INFORMATION SHOWN -
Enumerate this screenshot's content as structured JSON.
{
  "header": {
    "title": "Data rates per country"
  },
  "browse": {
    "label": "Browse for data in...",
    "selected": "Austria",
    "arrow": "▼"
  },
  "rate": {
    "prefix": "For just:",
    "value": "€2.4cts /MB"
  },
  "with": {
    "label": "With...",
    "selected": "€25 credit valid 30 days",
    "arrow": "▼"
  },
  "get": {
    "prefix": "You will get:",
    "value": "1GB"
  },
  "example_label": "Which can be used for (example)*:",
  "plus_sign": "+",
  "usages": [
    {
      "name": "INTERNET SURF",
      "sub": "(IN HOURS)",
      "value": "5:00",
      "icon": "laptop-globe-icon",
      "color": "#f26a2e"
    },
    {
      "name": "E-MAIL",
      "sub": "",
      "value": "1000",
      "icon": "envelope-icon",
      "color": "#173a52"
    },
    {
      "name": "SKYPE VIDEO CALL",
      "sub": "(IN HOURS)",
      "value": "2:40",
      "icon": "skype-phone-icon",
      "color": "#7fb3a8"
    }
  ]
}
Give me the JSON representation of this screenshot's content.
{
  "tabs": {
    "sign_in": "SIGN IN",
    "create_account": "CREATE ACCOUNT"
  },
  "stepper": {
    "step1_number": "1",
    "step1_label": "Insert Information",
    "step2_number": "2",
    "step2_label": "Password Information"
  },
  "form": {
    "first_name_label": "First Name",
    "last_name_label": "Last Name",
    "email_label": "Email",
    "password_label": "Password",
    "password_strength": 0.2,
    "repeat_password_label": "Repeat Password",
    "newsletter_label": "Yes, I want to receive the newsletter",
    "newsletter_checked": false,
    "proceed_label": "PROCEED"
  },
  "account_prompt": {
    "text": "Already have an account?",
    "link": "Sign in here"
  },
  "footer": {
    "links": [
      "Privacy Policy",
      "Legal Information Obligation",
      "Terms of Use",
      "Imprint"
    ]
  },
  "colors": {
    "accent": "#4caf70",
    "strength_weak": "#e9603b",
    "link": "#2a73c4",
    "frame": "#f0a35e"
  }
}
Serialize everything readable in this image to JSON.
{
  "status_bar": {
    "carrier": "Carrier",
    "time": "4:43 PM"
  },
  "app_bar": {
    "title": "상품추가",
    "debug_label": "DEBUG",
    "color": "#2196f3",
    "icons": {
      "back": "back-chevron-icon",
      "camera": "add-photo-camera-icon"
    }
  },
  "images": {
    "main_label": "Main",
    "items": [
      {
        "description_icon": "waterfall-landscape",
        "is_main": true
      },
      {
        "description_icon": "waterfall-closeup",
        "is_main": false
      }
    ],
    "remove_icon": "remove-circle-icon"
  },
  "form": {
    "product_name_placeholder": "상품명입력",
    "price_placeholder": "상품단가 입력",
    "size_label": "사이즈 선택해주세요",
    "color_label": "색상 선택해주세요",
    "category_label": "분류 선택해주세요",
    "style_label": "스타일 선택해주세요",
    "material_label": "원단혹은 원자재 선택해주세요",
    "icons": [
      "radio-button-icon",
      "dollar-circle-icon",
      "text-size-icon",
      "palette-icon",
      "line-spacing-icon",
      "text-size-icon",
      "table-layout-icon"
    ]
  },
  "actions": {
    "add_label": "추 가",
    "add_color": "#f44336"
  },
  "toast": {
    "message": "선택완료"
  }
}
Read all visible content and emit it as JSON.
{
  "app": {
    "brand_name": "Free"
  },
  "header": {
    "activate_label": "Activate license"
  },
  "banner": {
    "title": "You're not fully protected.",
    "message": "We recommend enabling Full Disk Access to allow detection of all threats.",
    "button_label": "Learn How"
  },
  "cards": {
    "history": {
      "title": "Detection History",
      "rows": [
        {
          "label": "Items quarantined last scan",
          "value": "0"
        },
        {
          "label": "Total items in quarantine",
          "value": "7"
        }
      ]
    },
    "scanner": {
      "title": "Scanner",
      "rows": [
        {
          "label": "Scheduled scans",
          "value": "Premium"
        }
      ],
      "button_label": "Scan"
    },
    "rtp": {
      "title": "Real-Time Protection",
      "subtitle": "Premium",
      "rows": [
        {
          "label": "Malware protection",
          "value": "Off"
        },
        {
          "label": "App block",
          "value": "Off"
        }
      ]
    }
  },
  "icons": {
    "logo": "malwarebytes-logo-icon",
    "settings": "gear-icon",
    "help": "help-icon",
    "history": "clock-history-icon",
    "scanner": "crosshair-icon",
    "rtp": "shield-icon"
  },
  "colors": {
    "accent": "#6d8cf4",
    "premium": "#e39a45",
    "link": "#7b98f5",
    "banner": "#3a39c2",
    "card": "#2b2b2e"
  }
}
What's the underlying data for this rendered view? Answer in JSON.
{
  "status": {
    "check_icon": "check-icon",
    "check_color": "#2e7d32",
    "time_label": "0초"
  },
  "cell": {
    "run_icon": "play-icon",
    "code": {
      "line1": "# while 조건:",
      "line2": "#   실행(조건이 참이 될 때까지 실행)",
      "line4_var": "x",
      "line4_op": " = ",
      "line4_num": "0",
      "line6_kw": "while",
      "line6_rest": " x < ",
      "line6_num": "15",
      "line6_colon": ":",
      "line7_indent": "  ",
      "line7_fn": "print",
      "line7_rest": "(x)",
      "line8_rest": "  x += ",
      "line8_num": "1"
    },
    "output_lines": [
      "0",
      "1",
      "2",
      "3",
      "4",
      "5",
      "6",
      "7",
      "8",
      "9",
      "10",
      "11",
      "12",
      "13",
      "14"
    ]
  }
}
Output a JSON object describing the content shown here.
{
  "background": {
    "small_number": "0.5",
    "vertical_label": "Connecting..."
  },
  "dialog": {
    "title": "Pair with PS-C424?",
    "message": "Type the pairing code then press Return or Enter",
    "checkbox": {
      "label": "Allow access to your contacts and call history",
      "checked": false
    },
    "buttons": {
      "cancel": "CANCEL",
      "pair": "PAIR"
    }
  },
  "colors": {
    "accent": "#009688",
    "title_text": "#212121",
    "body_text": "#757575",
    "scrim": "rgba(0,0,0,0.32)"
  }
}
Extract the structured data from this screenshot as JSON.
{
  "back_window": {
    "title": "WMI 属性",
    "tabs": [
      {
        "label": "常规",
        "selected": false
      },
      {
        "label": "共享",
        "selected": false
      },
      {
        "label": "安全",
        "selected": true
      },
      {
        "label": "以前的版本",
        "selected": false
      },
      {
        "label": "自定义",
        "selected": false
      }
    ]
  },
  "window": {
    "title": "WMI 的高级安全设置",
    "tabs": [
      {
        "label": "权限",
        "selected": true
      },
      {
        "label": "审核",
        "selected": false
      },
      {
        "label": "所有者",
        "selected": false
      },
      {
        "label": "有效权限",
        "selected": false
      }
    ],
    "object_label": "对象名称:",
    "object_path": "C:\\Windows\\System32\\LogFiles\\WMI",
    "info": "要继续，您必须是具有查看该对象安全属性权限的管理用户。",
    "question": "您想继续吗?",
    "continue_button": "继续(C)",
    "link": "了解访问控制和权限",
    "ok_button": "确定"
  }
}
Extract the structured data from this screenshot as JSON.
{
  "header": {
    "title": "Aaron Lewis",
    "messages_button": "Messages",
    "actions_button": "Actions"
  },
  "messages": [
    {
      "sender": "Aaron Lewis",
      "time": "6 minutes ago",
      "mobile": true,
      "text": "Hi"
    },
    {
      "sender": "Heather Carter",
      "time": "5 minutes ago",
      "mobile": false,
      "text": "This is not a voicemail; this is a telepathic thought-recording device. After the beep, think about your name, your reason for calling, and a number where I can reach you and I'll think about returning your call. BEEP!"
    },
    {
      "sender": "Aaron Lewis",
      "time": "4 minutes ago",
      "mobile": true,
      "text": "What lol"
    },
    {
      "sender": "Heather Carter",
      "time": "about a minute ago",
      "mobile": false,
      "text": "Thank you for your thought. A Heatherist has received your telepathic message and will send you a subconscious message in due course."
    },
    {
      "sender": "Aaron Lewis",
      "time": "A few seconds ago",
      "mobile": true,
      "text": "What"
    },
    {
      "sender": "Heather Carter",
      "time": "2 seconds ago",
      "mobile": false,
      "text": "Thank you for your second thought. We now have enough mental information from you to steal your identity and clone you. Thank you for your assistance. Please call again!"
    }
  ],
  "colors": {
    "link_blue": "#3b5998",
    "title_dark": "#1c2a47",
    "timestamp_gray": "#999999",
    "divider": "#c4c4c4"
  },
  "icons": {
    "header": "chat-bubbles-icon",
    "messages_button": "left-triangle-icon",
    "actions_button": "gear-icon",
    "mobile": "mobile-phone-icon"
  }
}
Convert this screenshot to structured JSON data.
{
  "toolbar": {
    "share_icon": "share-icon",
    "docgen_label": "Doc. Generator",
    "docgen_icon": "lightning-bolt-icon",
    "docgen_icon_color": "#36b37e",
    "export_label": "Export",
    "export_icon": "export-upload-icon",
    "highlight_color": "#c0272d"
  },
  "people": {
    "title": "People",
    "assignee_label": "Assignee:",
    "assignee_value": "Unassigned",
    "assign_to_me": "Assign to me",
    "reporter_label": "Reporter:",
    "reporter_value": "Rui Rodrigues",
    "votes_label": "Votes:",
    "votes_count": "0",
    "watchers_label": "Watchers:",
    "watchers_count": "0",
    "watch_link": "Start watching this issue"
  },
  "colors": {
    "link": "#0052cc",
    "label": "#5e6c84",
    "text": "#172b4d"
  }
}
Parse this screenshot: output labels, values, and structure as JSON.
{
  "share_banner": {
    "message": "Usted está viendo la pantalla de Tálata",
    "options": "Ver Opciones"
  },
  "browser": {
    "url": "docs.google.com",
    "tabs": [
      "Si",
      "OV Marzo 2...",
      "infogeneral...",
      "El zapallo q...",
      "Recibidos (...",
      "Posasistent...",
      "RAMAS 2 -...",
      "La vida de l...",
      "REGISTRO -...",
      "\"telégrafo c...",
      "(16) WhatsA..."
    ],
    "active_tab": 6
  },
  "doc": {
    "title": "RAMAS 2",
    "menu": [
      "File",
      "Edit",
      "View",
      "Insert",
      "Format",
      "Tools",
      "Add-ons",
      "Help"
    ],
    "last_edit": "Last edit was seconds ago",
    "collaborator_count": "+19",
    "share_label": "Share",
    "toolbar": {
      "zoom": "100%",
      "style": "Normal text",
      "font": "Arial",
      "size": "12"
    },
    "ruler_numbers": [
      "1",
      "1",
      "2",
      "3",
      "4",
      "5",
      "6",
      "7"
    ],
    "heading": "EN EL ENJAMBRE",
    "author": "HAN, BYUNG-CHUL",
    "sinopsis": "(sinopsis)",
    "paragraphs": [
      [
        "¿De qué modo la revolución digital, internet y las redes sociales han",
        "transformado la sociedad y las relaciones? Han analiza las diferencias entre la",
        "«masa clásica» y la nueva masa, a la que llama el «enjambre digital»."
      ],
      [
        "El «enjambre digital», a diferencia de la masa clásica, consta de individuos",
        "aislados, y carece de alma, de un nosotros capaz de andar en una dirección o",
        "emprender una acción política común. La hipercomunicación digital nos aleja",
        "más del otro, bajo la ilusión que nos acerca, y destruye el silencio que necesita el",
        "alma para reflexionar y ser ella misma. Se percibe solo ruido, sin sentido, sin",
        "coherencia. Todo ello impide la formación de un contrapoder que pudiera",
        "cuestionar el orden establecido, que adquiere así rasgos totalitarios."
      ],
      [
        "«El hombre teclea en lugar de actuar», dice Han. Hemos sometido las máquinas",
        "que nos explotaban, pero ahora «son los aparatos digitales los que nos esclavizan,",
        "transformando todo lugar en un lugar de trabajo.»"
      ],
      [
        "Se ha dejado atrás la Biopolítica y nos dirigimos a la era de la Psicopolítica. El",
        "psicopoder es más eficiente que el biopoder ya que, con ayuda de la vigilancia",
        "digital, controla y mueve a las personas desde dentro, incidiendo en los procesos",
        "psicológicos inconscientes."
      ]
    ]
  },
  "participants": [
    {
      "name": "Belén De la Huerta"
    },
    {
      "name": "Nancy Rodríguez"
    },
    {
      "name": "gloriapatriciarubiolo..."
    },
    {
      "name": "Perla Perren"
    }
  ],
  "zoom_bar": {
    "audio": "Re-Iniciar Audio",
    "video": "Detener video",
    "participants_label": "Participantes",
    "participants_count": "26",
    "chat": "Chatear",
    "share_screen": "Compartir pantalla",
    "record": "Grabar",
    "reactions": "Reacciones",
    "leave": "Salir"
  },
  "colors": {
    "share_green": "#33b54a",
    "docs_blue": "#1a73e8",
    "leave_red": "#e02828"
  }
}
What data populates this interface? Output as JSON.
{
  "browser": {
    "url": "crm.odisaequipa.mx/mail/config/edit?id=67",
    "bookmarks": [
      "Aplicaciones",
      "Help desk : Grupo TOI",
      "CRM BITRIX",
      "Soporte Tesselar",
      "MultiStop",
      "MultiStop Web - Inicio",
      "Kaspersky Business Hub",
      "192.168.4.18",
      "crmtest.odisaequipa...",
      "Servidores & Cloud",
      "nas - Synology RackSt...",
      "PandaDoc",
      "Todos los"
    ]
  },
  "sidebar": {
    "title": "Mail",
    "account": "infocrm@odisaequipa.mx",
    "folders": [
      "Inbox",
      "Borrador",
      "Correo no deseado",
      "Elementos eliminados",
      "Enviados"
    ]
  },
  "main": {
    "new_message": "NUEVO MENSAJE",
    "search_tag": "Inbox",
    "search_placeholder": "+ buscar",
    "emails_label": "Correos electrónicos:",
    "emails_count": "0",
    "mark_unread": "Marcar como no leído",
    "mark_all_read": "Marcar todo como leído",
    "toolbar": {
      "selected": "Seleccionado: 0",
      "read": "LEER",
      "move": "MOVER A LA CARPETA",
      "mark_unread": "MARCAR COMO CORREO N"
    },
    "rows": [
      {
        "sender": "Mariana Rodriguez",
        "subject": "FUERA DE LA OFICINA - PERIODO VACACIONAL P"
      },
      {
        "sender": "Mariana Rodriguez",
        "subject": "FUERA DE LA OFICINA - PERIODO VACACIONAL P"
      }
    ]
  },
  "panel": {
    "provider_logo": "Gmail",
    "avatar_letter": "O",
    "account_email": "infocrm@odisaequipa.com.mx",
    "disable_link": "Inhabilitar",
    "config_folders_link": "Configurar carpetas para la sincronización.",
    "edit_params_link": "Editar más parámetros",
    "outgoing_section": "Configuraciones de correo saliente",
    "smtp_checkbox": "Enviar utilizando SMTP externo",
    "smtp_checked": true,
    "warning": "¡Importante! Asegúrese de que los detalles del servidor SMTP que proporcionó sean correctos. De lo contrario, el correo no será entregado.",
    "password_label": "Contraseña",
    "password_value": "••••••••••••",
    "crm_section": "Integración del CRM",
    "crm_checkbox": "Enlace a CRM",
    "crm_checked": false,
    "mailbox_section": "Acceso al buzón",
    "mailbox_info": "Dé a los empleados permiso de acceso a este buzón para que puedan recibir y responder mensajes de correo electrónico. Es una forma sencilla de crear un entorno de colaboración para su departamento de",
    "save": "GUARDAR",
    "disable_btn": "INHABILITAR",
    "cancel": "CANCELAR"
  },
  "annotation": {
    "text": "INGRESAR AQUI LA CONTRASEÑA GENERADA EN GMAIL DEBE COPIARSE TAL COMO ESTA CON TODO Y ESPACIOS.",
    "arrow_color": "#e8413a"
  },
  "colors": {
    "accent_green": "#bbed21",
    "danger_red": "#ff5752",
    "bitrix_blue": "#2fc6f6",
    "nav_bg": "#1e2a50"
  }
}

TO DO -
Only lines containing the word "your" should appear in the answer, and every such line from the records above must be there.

RESULT OF THE TASK -
      "label": "Allow access to your contacts and call history",
      "text": "This is not a voicemail; this is a telepathic thought-recording device. After the beep, think about your name, your reason for calling, and a number where I can reach you and I'll think about returning your call. BEEP!"
      "text": "Thank you for your thought. A Heatherist has received your telepathic message and will send you a subconscious message in due course."
      "text": "Thank you for your second thought. We now have enough mental information from you to steal your identity and clone you. Thank you for your assistance. Please call again!"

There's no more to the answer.